I have a thing for book covers. As a matter of fact, I have folders on my computer where I store the jpgs of each book I read. It makes me remarkably happy to open those folders and browse the images.

Have you ever wondered how the book covers come together? Each one happens a little differently, but some of the general rules are that the author gives the artist some basics about the book’s theme, the characters, the setting, any key item, etc. The artist designs a mock up and asks what the author thinks, the author says what they like and what they don’t like and the artist makes appropriate changes.

I know, you’re probably falling asleep by now. Such a clinical explanation. So guess what? Each Monday in January I’m going to share with you the progression of some of my very own covers. You’ll get the behind the scenes look at how the covers came together.

Today let’s start with two of my middle grade novels.

1st draft
Save the Lemmings With this novel I had a pretty clear view of what I thought should be on the cover. I expressed the desire to have a school girl surrounded by media. I was super excited with the first draft even though there were things that had to be changed, most expressly, Natalie’s hair color.

2nd draft
Notice how the images in the mock ups are fuzzy. It’s because the image hasn’t been purchased yet. Good thing, since we changed it a couple times.

3rd draft
You’ll notice the sweater changes and then goes back again. I might have been pretty obnoxious about the fact that Natalie is a priss and I wanted that to be evident from the get-go. Featherweight was great to work with on this cover and I love the final image.

Unfortunately this book never had great sales and the rights have already reverted to me. One day I’ll repackage the story and republish it. But for now I still have a few print copies available with this awesome cover. You can buy a signed copy direct from me.
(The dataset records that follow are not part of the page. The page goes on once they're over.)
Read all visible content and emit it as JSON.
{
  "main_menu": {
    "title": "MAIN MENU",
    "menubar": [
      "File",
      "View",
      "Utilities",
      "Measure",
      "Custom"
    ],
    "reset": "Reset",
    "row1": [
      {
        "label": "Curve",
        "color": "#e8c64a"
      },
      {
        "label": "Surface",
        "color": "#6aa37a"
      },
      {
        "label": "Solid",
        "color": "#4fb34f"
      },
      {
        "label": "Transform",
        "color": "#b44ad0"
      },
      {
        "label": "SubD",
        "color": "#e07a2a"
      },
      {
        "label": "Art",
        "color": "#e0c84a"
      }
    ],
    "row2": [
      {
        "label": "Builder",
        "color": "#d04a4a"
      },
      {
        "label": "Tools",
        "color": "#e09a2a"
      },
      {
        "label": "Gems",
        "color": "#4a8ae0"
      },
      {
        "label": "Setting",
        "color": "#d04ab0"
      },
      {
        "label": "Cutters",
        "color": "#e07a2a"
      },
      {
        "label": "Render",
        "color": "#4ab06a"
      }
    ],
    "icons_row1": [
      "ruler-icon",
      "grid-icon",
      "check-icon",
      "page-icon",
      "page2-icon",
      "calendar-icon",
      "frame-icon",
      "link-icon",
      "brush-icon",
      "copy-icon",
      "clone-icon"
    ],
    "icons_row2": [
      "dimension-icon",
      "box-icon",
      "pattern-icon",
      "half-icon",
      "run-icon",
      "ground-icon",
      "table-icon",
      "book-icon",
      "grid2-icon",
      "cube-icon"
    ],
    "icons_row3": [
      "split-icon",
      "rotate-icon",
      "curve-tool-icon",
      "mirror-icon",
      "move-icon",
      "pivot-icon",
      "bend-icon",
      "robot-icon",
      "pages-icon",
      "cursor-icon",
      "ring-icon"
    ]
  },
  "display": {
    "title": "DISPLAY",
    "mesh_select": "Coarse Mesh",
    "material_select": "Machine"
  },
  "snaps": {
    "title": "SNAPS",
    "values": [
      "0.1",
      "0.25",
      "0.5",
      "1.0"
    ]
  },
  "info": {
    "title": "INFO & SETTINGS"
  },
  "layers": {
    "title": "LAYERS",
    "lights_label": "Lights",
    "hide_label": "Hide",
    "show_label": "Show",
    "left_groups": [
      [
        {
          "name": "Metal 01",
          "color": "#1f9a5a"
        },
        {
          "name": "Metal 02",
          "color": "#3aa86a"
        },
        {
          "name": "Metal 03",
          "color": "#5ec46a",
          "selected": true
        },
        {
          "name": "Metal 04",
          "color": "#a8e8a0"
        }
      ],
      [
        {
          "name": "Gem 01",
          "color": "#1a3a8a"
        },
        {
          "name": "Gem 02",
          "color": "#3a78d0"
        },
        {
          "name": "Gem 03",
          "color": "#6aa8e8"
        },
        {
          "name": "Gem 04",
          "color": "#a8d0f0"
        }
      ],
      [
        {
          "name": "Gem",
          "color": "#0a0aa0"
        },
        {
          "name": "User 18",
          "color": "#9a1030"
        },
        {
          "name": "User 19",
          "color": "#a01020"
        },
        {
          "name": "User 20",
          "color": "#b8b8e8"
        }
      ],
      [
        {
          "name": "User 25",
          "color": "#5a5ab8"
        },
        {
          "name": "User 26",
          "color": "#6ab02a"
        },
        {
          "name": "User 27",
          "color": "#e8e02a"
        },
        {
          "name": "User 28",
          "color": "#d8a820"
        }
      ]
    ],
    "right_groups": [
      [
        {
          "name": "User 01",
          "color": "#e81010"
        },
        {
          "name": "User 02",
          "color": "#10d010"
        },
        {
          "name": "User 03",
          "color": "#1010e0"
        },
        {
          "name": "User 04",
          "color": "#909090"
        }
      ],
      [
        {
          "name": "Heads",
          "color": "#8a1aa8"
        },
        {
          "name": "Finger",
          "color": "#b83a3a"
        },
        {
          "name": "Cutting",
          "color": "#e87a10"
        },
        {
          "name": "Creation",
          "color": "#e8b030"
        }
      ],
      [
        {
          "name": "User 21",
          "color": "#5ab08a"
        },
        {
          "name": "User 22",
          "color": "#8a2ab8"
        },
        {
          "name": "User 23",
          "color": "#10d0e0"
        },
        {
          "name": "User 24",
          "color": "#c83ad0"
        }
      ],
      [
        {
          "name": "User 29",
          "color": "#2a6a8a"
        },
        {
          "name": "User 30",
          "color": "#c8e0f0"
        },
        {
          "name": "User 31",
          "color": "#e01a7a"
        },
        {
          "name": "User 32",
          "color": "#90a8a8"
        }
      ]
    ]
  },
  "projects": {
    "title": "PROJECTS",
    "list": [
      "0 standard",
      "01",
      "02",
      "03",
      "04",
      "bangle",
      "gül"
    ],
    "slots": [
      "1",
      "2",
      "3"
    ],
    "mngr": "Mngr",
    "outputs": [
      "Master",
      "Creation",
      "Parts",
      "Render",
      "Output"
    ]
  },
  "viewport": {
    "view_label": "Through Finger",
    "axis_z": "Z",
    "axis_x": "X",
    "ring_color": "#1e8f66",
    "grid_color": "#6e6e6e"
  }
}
Final Draft

Beware of the White
This book I had NO clue about the cover. So when asked what I envisioned I was like, “Uum…IDK. This is what Terra looks like. There is a scary bad guy who looks like ‘this.’ He is a death janitor.”

1st Draft
When I got the first draft I was like, “OOOOoooo.” But there were two things that struck me as not right. One I didn’t want another blue book cover. I had two other covers with blue or blue/green themes. And more importantly, I thought it gave the feeling that the story was scary. Which it isn’t. Though I LOVE the feet and arm sticking out of the janitor's cart. *Snort* Anyway, I shared a little more with the artist about the story, like how the underground city Terra protected is bright – all the colors of the rainbow - and peaceful. The poor artist could not find a good Terra, and finally asked me to look for one. I found a girl that was perfect looks-wise, but wore a hood in all the photos I found of her. The clever artist was able to remove the hood and use her. The new color scheme also made me super happy. It even ‘pops’ in thumbnail size. So after a couple minor changes, the final draft was very satisfying. This book is available in eBook.

Final Draft
So see how even though all the original drafts are great, an artist and author work together to try to best represent the story inside the cover?

Come on back next week and I’ll share more collaboration stories.

In the meantime, what tends to draw your eye when you are browsing books? People? Weapons? Serene settings?

#Inkripples is a themed meme hosted by Mary Waibel, Katie L. Carroll, and Kai Strand posting on the first Monday of every month. To participate compose your own post regarding the theme of the month, and link back to the three host blogs. Feel free to post whenever you want during the month, but be sure to include #inkripples when you promote so readers can find you. The idea is that we toss a word or idea into the inkwell and each post is a new ripple. There is no wrong interpretation. Themes and images and more information can be found here.